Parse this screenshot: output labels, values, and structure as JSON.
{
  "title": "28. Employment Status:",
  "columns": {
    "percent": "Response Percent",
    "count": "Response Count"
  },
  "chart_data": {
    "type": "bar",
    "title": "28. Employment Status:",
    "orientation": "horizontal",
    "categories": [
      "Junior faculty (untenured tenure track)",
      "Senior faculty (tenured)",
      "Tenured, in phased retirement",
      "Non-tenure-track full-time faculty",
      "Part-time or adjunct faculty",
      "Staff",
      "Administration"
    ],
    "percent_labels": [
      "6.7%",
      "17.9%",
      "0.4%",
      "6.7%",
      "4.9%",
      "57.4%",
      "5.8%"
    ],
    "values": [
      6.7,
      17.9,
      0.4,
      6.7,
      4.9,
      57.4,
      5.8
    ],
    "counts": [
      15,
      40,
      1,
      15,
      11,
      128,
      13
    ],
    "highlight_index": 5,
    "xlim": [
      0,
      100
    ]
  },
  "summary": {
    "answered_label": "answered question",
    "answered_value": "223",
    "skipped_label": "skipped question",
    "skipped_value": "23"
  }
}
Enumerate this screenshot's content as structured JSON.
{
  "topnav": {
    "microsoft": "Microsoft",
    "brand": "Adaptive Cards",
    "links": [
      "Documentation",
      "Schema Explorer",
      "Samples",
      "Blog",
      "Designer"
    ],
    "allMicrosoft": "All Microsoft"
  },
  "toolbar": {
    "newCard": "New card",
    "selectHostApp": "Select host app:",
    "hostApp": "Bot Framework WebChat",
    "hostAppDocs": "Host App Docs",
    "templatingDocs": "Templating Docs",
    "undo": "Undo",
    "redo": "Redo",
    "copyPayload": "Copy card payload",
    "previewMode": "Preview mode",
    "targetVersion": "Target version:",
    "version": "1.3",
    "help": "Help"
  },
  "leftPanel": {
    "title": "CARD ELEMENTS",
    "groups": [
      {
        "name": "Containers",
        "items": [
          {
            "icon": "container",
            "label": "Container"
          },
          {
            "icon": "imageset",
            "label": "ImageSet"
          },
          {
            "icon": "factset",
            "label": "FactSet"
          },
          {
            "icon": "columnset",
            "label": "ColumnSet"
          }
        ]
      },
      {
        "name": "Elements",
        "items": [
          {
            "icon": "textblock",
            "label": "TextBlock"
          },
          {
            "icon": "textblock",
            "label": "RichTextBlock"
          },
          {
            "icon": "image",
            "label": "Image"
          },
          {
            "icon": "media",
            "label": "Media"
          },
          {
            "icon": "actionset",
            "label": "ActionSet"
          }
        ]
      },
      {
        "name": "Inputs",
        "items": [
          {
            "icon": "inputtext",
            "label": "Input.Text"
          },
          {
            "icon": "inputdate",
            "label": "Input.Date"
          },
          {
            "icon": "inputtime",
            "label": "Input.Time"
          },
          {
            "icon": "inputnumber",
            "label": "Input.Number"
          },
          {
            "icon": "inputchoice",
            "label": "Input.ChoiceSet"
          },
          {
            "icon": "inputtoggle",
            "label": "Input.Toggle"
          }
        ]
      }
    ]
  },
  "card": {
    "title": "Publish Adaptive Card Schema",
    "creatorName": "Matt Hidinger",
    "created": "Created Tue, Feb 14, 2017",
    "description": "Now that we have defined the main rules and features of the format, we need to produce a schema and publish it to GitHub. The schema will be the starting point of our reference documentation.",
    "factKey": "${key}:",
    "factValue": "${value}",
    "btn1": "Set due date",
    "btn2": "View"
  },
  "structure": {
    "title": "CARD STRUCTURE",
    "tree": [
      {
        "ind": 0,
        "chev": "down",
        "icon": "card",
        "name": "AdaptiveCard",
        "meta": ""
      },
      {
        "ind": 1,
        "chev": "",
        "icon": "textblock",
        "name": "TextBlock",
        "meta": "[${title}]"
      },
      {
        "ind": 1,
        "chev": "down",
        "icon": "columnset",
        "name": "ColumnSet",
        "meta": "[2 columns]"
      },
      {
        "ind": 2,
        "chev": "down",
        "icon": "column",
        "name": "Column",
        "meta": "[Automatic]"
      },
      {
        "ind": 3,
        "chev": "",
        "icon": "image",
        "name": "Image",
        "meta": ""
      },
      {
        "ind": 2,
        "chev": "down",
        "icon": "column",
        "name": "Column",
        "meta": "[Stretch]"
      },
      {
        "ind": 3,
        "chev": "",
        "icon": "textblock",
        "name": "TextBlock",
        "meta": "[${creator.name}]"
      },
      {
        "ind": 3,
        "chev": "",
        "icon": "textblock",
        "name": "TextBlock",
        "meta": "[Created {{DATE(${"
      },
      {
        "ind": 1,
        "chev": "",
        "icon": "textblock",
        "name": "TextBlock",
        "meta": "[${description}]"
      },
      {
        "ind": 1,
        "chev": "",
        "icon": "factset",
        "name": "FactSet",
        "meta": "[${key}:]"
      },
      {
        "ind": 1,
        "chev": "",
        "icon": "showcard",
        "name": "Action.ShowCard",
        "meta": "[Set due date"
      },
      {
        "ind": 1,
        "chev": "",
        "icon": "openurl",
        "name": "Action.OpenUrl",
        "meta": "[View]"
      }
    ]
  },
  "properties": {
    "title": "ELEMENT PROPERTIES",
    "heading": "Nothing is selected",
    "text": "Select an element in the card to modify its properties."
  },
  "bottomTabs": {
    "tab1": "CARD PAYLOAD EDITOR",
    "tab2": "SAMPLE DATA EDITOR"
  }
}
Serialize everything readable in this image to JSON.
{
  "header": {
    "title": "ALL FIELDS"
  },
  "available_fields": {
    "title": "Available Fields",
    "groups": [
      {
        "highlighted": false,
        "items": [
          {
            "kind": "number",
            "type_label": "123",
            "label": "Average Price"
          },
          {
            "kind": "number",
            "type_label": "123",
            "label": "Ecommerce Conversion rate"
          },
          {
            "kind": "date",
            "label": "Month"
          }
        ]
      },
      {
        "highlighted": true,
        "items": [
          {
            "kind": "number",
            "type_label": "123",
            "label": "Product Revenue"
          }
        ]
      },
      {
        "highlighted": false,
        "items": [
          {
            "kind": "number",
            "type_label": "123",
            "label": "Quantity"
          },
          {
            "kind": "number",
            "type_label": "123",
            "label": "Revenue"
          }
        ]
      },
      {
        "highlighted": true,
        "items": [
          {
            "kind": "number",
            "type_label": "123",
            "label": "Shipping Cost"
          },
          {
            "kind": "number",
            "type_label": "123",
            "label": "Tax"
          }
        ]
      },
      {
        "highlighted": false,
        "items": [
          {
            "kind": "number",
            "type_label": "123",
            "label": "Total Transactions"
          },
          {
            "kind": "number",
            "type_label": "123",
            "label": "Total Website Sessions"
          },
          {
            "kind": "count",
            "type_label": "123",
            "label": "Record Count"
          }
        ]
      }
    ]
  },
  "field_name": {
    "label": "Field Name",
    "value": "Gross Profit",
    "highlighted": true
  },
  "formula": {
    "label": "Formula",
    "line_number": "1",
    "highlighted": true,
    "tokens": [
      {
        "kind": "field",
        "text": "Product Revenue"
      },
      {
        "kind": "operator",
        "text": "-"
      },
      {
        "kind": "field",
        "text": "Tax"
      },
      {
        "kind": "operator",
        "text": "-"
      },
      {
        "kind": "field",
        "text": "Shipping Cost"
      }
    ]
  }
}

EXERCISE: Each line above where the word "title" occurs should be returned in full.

EXERCISE SOLUTION:
  "title": "28. Employment Status:",
    "title": "28. Employment Status:",
    "title": "CARD ELEMENTS",
    "title": "Publish Adaptive Card Schema",
    "title": "CARD STRUCTURE",
        "meta": "[${title}]"
    "title": "ELEMENT PROPERTIES",
    "title": "ALL FIELDS"
    "title": "Available Fields",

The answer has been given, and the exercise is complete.